Mohammad turns to me, a proud smile forming. Shukran, he says, looking me straight in the eye. This is Arabic for "thank you." I touch my heart respectfully with my right hand. We stand in silence, holding eye contact for a second. The need for a translator momentarily disappears.
The crowd behind me has grown, although I don't know that yet.
So is Mohammed's business doing well? Of course, he tells me through Bouchra, his tone gently chiding me for the silly question.
After twelve years in business, and after successfully borrowing and repaying seven cycles of small loans over the last five years, Mohammed now does more than shepherd his three kids through school: his shop has grown to employ two permanent staff members, plus several part-time helpers. He has also upgraded and diversified his equipment, enabling his staff to handle virtually any job that comes in. His eighth loan is five times larger than his first, and Mohammed hopes soon to expand his business even further, benefiting not just his own family, but his entire neighborhood.
When I was a boy, this was called the American Dream. Apparently they have something similar here, too.
We talk more about our families, and Mohammed offers to let me work with his tools, maybe spend a few minutes working with him on one of his projects. He seems to assume that since my dad was mechanically inclined, I must be, too. Oh, dear. Thank you, I'm honored. But I might break something. Possibly my own fingers.
And then Mohammed and I reach to shake hands.
The palms of Mohammed's hands are covered in grease, so instead of a regular handshake, he presses the back of his hand against mine. It's a polite and playful gesture. I nod and smile appreciatively.
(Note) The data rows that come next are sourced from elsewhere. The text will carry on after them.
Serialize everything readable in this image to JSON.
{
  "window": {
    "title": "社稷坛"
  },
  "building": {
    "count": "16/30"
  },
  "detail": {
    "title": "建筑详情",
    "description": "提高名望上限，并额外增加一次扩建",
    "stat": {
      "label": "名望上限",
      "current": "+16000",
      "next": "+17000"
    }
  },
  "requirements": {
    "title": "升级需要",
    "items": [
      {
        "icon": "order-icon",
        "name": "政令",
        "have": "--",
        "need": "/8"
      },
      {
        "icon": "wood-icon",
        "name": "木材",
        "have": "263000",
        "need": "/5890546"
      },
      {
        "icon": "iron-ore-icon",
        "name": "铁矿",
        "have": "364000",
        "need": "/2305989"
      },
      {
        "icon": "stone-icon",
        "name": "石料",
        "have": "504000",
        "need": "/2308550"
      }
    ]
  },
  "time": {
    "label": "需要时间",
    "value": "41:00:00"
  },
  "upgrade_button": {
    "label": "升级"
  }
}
Finally, Mohammad gestures behind me, and I turn, seeing for the first time the large and growing audience I've attracted. Maybe a half-dozen teenage-and-younger males, plus a few passers-by of all ages, are assessing my presence.
One of the young men steps forward. Bouchra explains that I'm meeting Hamid, Mohammed's son.
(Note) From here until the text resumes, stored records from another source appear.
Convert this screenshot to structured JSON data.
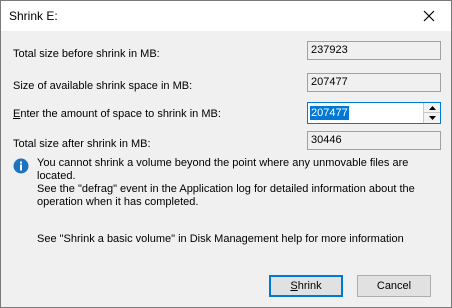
{
  "window": {
    "title": "Shrink E:"
  },
  "form": {
    "total_before_label": "Total size before shrink in MB:",
    "total_before_value": "237923",
    "available_label": "Size of available shrink space in MB:",
    "available_value": "207477",
    "enter_label_prefix": "E",
    "enter_label_rest": "nter the amount of space to shrink in MB:",
    "enter_value": "207477",
    "total_after_label": "Total size after shrink in MB:",
    "total_after_value": "30446"
  },
  "info": {
    "icon": "info-icon",
    "line1": "You cannot shrink a volume beyond the point where any unmovable files are located.",
    "line2": "See the \"defrag\" event in the Application log for detailed information about the",
    "line3": "operation when it has completed."
  },
  "help": {
    "text": "See \"Shrink a basic volume\" in Disk Management help for more information"
  },
  "buttons": {
    "shrink_prefix": "S",
    "shrink_rest": "hrink",
    "cancel_label": "Cancel"
  },
  "colors": {
    "accent": "#0078d7",
    "info_icon": "#1e73be"
  }
}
Hamid's hands are also dirty, so when I extend my right hand in greeting, Hamid shyly offers the back of his hand, too, just like his father. I'm still awkward about where to put my own hand in response, so I make a joke out of it, and Hamid and I share a fun moment of goofing around, twisting our hands to mime a half dozen possible handshakes.
The other boys start to smile.
High five! I suggest, looking back at Bouchra, wondering if this will need a translation. Thanks to the Internet and the global reach of Western media, it does not. Hamid high-fives me instantly.
His friends and I exchange a few high fives, too. Those who are unfamiliar with the technique catch on instantly and join in.
Low five! I continue, and we carry on, enjoying the unexpected novelty of knowing how to greet each other in multiple ways.
Fist bump? I ask, making a fist.
The young men's faces turn curious. Howie Mandel's preferred Deal or No Deal greeting has not yet reached this part of the Arab world.
I bump my own fists together as a demonstration, saying the American slang word dap as I do. The boys smile with a bit of bafflement -- They really do this odd gesture in America? Hokay -- and join in.
Dap, dap, dap, dap, dap. A few of us even start to giggle.
This is the developing world as experienced not through sensational news reports or pop culture stereotypes, but while I've been actually standing in it.
This is why a half-dozen young men came toward me, fists raised, in Morocco.
Because we were having so much fun saying hello.
A small business is nothing more or less than an idea for improving the future. So, numbers aside: Is your work paying off? Is there more food on the table? Are there more books in the hands of children? Does the village have more electric light in the evenings? Is the future improving? Do the loans help? For nearly one hundred million clients of microfinance institutions across the developing world, including some of the world's poorest people, these are supremely important questions.
Reprinted from The International Bank of Bob by Bob Harris. Copyright (c) 2013 by Bob Harris. Used by permission of Walker & Company, a division of Bloomsbury USA